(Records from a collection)
== Segment start ==

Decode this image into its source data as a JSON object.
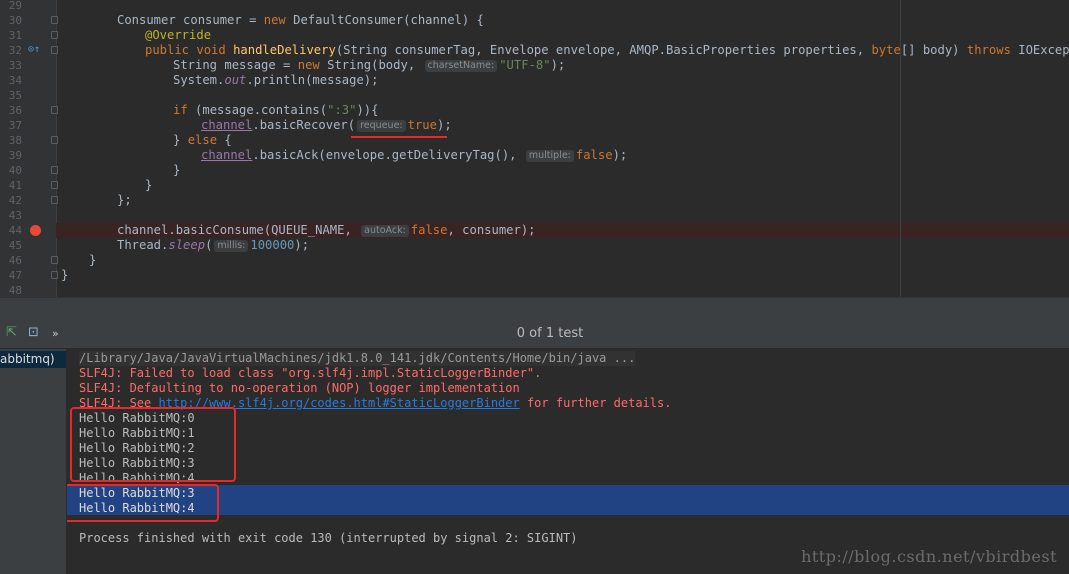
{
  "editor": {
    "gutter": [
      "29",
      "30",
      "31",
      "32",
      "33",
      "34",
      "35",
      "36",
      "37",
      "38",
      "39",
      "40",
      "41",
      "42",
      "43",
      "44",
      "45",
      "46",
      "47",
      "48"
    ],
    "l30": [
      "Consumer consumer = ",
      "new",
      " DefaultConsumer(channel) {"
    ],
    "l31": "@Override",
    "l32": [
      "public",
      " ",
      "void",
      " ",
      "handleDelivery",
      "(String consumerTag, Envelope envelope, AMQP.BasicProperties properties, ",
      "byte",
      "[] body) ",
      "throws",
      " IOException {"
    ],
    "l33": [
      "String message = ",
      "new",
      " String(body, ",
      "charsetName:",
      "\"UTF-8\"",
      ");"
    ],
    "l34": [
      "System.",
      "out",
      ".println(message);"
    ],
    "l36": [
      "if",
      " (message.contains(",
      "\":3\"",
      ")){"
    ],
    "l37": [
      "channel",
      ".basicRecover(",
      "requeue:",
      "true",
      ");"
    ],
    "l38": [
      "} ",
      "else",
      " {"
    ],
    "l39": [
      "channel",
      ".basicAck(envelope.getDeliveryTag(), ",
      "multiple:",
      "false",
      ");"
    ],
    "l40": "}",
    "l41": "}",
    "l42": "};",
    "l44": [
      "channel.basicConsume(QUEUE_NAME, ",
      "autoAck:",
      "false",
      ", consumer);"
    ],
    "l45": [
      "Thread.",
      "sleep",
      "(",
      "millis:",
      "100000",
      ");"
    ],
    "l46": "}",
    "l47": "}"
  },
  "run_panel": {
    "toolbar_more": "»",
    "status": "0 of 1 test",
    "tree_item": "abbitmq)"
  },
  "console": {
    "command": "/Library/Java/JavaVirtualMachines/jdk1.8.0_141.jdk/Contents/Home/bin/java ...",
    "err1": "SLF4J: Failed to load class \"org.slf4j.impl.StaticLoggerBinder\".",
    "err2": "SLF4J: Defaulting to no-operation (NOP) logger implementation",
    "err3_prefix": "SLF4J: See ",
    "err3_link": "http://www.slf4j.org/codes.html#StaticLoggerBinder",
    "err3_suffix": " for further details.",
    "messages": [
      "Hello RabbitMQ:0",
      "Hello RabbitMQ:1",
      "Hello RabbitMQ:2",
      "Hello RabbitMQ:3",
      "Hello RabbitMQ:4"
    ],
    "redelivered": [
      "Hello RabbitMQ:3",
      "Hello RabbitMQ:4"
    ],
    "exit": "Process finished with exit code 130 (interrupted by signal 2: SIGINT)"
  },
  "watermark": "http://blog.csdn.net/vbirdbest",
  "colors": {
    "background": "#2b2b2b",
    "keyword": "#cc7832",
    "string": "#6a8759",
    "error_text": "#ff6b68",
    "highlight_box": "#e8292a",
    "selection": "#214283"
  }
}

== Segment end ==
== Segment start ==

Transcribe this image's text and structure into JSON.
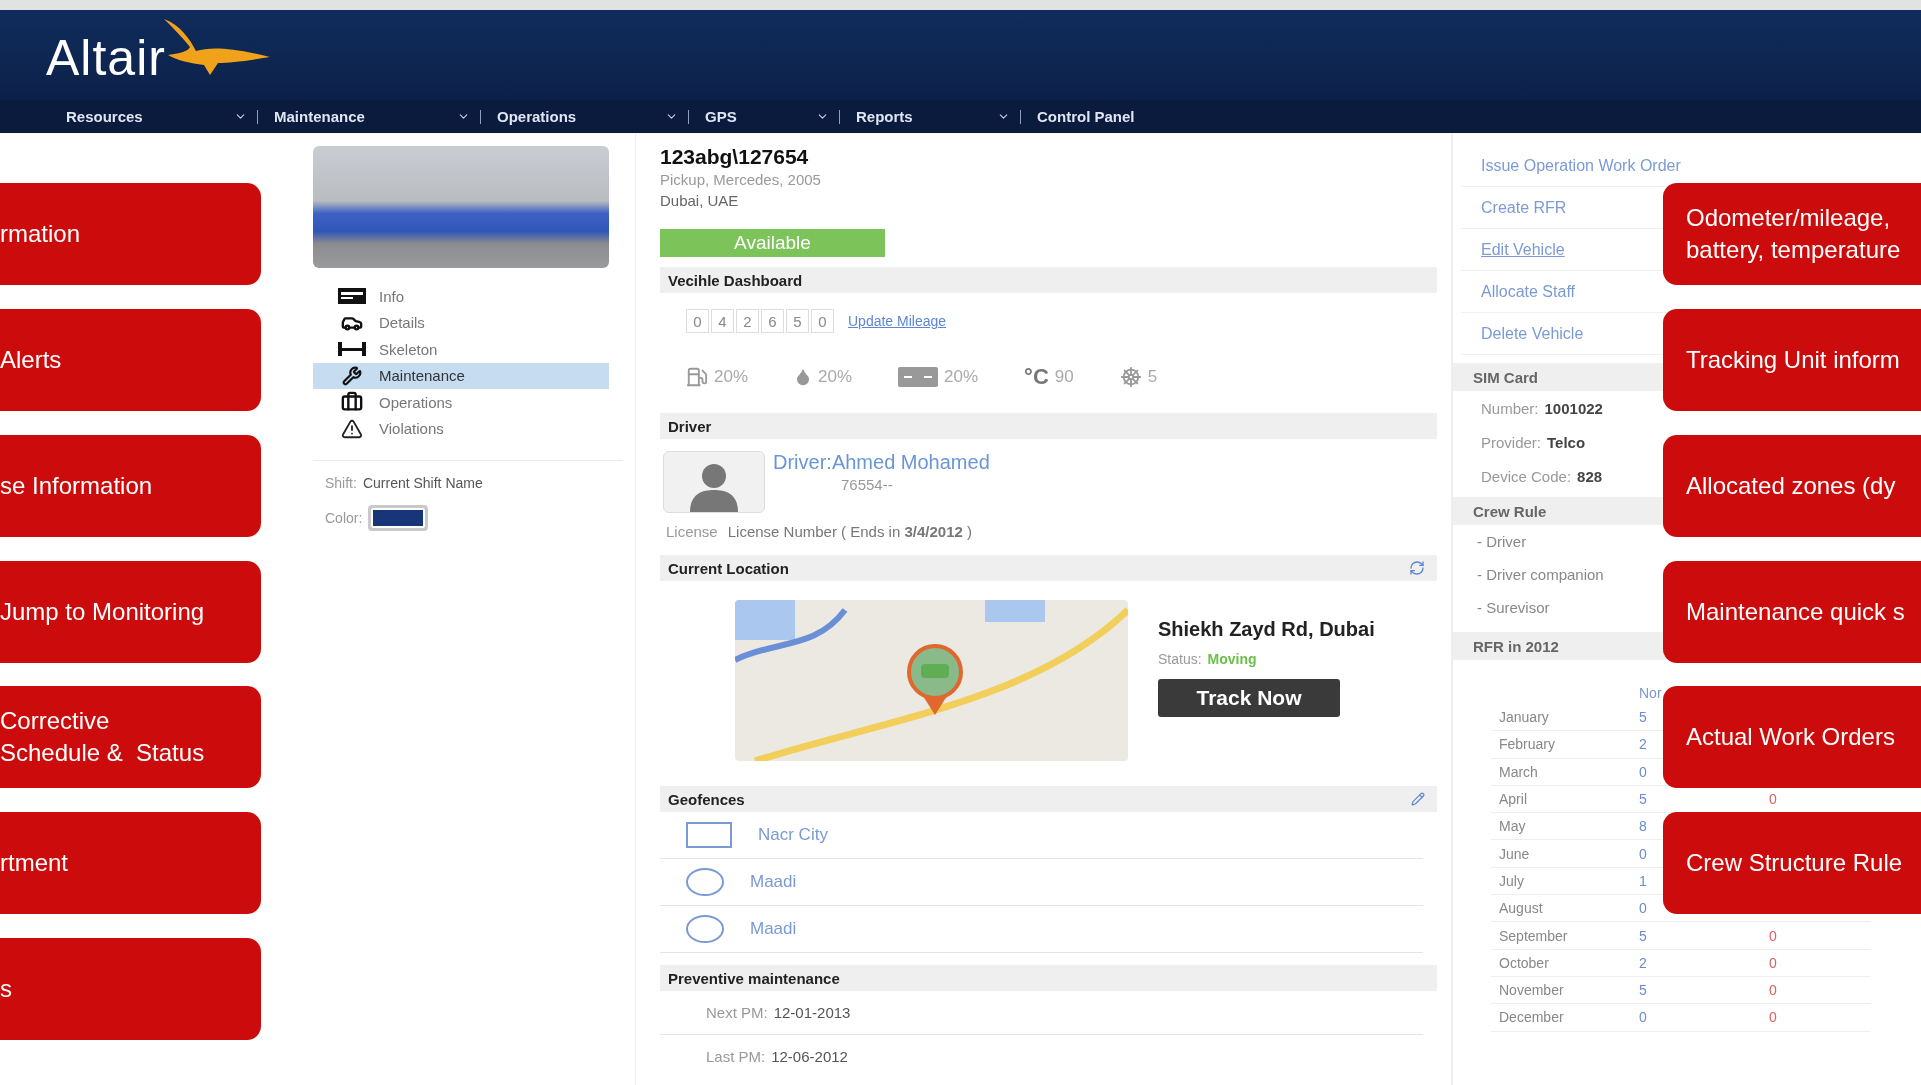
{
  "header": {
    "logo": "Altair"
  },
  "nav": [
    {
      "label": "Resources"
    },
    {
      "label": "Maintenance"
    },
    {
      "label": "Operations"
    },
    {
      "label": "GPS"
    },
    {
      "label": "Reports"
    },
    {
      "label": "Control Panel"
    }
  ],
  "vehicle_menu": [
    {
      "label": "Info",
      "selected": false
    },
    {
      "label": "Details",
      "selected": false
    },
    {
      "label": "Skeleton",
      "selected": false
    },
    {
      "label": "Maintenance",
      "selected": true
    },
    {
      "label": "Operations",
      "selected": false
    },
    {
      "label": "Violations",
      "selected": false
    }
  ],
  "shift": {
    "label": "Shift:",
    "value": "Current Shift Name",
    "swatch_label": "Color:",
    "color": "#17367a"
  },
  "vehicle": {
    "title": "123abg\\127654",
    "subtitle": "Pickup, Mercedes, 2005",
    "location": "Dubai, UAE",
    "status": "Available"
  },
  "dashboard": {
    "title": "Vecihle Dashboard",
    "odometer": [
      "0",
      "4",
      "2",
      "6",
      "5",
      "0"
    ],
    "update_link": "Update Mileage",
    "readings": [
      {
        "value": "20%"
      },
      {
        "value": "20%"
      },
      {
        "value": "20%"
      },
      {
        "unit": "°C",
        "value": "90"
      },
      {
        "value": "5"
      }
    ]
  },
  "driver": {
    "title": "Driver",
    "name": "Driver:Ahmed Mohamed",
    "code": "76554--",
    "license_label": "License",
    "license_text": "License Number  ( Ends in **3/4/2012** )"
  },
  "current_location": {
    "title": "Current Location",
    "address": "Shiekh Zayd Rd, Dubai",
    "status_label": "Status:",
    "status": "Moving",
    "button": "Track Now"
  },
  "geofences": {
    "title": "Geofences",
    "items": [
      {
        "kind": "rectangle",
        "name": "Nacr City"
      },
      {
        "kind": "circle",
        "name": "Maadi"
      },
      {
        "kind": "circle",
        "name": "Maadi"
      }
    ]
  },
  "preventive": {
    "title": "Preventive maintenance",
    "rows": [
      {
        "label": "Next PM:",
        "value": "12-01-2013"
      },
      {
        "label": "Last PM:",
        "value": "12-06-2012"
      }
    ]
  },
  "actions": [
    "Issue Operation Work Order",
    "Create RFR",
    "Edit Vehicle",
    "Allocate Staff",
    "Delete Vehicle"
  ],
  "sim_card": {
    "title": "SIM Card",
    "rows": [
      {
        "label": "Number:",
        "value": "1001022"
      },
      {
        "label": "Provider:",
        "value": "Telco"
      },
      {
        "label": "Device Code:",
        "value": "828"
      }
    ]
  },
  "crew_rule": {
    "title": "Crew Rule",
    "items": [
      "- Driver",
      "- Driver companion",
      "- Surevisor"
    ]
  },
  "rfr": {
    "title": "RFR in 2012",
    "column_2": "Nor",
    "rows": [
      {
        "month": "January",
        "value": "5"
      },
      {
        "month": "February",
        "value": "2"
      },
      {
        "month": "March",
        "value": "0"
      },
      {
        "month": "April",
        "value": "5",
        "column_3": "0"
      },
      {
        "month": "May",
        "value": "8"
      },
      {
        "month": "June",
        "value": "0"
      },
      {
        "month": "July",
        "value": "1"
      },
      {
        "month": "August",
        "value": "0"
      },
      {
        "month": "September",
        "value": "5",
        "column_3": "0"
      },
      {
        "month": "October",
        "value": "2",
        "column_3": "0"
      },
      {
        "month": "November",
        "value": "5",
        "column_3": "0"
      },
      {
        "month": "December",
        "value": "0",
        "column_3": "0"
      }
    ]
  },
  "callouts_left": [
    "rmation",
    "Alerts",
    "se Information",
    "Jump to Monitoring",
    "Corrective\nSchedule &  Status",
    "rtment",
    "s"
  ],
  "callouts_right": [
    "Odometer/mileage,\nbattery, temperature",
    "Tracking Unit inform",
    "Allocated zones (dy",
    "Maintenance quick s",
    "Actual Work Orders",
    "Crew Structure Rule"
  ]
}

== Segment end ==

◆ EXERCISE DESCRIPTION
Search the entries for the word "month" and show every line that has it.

◆ EXPECTED ANSWER
        "month": "January",
        "month": "February",
        "month": "March",
        "month": "April",
        "month": "May",
        "month": "June",
        "month": "July",
        "month": "August",
        "month": "September",
        "month": "October",
        "month": "November",
        "month": "December",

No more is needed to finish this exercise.